What you have to do: Read the lines below, and copy any that contain the string "this".

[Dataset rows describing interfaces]
Content starts
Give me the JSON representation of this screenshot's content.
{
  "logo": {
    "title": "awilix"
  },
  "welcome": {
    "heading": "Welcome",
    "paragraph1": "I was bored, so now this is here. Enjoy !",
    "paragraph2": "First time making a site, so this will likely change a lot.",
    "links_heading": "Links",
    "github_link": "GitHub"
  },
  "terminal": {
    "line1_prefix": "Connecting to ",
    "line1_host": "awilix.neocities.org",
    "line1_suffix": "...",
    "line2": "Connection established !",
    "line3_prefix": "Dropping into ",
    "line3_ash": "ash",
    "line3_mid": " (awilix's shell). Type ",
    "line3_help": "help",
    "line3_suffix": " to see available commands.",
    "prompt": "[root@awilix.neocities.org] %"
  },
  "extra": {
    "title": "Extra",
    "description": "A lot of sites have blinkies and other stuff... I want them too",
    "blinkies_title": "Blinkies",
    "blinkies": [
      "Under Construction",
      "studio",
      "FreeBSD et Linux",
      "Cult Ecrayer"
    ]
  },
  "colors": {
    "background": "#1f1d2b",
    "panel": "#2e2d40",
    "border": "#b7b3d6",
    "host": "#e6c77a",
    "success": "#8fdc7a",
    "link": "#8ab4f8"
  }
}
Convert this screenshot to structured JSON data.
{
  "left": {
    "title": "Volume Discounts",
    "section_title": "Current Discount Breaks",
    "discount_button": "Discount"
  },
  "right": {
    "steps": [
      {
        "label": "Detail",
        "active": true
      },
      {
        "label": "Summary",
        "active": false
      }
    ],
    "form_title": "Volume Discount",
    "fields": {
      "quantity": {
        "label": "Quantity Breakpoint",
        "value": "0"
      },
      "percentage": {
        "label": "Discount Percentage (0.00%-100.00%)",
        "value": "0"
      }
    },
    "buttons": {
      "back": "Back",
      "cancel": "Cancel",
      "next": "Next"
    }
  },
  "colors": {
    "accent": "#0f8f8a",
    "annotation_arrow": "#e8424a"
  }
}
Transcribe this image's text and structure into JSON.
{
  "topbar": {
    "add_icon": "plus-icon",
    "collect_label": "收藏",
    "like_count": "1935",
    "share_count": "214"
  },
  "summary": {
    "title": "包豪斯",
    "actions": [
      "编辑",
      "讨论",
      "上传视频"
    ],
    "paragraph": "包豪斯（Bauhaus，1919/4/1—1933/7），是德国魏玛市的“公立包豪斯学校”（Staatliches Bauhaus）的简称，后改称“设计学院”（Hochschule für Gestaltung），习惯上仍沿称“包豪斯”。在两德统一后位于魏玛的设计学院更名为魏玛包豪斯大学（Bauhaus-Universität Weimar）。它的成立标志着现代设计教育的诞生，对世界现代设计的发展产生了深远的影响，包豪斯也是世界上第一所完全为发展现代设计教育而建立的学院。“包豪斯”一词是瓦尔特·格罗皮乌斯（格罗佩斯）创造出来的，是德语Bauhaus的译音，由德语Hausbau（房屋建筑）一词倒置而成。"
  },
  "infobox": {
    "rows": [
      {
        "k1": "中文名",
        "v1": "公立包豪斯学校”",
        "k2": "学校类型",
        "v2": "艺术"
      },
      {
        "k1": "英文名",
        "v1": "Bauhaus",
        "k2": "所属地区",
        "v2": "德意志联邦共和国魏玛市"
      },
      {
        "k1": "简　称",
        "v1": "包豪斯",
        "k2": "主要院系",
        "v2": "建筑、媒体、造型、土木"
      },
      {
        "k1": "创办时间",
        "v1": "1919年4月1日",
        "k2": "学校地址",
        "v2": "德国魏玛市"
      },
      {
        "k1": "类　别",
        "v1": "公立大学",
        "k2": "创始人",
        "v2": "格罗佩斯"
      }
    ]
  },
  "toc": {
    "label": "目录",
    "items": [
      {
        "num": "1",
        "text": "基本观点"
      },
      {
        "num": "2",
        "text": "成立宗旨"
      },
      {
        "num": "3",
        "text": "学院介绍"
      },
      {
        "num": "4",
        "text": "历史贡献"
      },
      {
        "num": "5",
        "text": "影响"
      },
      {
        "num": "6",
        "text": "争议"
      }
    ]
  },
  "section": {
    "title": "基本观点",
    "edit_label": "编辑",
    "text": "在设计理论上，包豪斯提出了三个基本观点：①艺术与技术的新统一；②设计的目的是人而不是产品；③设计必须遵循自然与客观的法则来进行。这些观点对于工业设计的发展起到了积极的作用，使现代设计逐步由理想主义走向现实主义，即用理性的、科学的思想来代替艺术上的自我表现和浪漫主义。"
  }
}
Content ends
Task response:
Give me the JSON representation of this screenshot's content.
    "paragraph1": "I was bored, so now this is here. Enjoy !",
    "paragraph2": "First time making a site, so this will likely change a lot.",
Convert this screenshot to structured JSON data.
Transcribe this image's text and structure into JSON.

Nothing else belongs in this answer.